Probably, this was the best solution under the circumstances. The Beinecke Rare Book and Manuscript Library of Yale University had already received in 1966 fifteen boxes of the Pound’s papers from Mary de Rachewiltz and could call on a competent Pound expert, Donald Gallup, for advice in assembling and analyzing Pound documents. Gallup, then retired, had spent more than 30 years as a curator in the Yale Collection of American Literature and according to his successor was “the premier bibliographer for both Eliot and Ezra Pound, specializing in finding the first appearances of their work and documenting their creativity…”

If the lawsuits had been allowed to proceed, their outcome would have been unpredictable. In fact, Pound had made a will in 1940, leaving everything to his daughter Mary, but the will had not been registered with the courts in Italy and thus was technically invalid. Later, when he was in St. Elizabeth’s, he was not legally competent and could not make a will since his wife Dorothy, his legal guardian, would not countersign it. Dorothy and her son Omar Pound had also hired lawyers, contested the 1940 will, and had settled by dividing the Pound estate over which Mary had control. Thus, further litigation with Jane Rylands would have been lengthy and complicated.

One thing Rudge was able to retrieve out of the mess was the “Hidden Nest,” and she continued to live there until infirmity forced her to join her daughter at Castle Brunnenburg, where she died on March 15,1996. She was buried in St. Michele next to her beloved Ezra. On her simple tombstone were carved verses from the poem “Night Litany,” written by Pound at the turn of the century:

O God, what great kindness have we done in times past and forgotten it,
That thou givest this wonder unto us, O God of waters?”

Pound in 1966 had also written a poem, intended to be the closing lines of the final Canto, praising Olga’s courage, loyalty, and caring:

That her acts
Olga’s acts
of beauty
be remembered.
Her name was courage
and is written Olga.

Mary de Rachewiltz is still living in her castle in the Tyrol, running the Ezra Pound Center for Literature. Her son, Dr. Sigifredo Walter de Rachewiltz assists her. Both, and Mary’s daughter Patrizia de Rachewiltz de Vroom, are poets in their own right. Omar Shakespear Pound, Dorothy’s son, who was a teacher and writer, died in New Jersey in March 2010.

Pound’s fears that his life had been a long series of blunders followed him to his grave, and if his executors have any doubts on the subject, they cover them in discreet silence. The verses themselves have won their way clear to immortality.
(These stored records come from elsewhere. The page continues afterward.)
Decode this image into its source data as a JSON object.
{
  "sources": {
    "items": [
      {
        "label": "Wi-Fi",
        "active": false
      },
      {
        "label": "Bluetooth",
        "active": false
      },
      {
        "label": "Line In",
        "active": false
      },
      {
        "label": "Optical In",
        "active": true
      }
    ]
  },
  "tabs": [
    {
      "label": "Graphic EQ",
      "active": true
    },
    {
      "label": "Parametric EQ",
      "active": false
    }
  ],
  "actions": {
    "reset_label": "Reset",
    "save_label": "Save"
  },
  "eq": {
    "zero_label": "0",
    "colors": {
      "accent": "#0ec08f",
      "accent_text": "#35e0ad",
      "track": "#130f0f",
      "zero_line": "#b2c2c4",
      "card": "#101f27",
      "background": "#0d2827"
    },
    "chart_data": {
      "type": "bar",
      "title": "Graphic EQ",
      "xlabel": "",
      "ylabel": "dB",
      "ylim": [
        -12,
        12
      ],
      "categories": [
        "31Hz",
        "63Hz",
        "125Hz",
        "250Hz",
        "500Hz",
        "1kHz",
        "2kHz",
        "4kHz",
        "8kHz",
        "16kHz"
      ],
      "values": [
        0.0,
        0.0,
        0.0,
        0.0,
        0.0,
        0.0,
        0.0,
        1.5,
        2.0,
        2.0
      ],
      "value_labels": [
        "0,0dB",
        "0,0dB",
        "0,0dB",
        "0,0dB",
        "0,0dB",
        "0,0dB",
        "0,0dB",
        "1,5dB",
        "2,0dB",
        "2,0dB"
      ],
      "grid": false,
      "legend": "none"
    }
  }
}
Luciano Mangiafico is a retired United States diplomat working on a book about illustrious visitors to Italy.